In “Worth,” Wolf is depicted as the archetypal everyman hero. Stalwart and indefatigable, he believes that meaningful success is achieved by doing what is just rather than what is fair. In real life, Wolf is still that man — passionate and admirable — but he acknowledges that the film’s portrayal of his story leans heavily toward glorification. He was not — as an early scene depicts — speaking his mind at the fund’s first town hall meeting, and was instead still mired in grief and struggling to find his way forward alone. 

“I didn’t go to any meeting until June of 2002,” he said. “I was too busy figuring out how I was going to live. I had no support.”

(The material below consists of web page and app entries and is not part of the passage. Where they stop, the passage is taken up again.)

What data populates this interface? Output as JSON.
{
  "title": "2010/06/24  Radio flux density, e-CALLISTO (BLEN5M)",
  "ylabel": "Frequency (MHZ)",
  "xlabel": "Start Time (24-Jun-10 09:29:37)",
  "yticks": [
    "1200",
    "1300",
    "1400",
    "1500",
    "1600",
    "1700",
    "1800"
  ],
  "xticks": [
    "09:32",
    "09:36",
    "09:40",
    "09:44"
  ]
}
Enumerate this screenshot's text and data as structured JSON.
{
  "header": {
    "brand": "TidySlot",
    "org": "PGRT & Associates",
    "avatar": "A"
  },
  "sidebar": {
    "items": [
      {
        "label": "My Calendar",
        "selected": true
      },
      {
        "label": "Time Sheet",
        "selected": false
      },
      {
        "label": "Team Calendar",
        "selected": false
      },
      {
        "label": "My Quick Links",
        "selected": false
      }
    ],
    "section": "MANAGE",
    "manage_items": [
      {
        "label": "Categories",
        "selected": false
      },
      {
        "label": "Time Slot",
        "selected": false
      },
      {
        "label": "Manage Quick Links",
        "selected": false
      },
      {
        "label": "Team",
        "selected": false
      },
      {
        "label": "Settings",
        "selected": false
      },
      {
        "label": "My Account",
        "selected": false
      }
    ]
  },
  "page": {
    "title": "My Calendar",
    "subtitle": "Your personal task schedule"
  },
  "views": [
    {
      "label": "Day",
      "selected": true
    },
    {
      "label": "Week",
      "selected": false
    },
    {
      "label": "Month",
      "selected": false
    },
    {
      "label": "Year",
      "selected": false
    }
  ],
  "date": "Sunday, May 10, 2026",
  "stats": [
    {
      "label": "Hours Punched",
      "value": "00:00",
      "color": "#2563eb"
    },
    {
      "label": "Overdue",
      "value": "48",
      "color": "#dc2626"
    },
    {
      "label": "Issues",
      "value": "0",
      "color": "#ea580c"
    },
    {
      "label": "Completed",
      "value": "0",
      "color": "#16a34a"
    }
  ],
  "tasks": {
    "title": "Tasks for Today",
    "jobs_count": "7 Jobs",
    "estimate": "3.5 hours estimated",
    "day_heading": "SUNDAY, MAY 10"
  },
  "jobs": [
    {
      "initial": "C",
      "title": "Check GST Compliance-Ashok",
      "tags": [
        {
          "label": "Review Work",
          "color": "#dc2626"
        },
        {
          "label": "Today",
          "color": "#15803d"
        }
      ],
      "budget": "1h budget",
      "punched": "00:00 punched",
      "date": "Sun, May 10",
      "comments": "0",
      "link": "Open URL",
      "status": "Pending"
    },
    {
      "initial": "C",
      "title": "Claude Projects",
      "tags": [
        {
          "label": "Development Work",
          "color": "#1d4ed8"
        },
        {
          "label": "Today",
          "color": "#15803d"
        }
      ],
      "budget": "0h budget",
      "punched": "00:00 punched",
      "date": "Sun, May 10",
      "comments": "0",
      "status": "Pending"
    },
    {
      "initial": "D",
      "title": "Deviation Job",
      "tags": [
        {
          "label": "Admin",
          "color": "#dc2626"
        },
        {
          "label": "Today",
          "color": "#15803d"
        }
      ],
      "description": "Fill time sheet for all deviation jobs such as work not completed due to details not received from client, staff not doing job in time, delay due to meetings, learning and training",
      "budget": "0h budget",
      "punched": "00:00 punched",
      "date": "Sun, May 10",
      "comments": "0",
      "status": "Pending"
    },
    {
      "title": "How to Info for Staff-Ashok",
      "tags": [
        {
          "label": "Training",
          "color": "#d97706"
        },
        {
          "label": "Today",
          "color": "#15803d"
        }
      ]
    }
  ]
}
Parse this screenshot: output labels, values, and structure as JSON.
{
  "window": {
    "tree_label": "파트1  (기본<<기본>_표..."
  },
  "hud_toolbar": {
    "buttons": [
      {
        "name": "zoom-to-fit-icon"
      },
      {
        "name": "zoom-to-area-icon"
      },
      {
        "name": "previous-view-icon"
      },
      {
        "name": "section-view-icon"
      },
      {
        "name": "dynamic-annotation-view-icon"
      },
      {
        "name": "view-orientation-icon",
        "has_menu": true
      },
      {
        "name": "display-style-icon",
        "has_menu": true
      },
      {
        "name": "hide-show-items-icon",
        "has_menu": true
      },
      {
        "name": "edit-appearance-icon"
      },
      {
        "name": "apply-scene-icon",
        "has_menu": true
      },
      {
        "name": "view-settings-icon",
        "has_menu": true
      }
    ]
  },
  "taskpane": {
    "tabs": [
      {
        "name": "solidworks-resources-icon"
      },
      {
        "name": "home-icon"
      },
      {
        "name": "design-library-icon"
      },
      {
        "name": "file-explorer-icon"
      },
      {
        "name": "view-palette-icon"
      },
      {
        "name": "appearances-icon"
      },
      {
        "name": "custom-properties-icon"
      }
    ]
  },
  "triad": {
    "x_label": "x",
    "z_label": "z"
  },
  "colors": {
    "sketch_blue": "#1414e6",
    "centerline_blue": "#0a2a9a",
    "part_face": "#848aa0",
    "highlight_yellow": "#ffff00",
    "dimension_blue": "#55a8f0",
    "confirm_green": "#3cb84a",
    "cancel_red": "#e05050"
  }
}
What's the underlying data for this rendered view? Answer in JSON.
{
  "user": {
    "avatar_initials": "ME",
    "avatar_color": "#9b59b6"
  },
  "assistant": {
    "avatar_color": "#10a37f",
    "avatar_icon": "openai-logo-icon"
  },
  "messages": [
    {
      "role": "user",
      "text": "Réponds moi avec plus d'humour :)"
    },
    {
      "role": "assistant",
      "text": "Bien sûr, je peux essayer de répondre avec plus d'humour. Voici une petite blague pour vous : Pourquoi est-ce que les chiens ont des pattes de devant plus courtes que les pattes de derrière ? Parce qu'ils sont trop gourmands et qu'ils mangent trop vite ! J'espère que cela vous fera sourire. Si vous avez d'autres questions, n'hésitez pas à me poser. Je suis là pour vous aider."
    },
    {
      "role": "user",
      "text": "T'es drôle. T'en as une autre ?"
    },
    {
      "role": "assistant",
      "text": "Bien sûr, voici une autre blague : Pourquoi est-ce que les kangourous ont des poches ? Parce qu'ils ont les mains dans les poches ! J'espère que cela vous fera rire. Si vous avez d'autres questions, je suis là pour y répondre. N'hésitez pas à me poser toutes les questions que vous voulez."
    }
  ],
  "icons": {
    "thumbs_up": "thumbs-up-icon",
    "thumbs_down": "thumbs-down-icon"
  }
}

What “Worth” seems to omit is the reality of Wolf’s personal struggle — the imperfections along his hero’s journey. The support Wolf eventually amassed for the fund changed history, but he does not necessarily see his own contributions as monumental.

“Everything was needs- and conditions-based,” he said. “I saw a need and I filled it. Leaders don’t tear off their shirts like Clark Kent and become Superman — that’s not the way it works. It’s someone who’s not afraid to do something that needs to be done.”

Despite certain embellishments, there’s no doubt in Wolf’s mind that “Worth” is a valuable watch, particularly for younger generations who did not live through the events of Sept. 11.

“Students are here to learn, and this movie is a learning experience,” he said.

Wolf worries that young people are not being educated about what happened on that day and in the months and years that followed, in part because parents and educators struggle to talk about it. He hopes that his story, and the others told in “Worth,” will provide a window into the emotional and fiscal complexities that accompanied the establishment of the Victim Compensation Fund.

Twenty years after the attacks, it is easy to think about Sept. 11 simply as a date; a horrific yet isolated incident that changed national and global security forever. “Worth” succeeds at upending that narrative. The movie is an important reminder that the almost 3,000 lives lost were not just numbers, but also people. “Worth” forces viewers to confront the gut-wrenching reality that victims and their families faced, and asks audience members to ponder the fund’s central yet unresolvable question: What is life worth? 

As for Wolf, he doesn’t think there’s a numerical answer. 

“It’s impossible to put a number on a person,” he said. “You cannot value the worth of a life.” 

“Worth” is available to stream now on Netflix.

Contact Sophie Mulgrew at [email protected]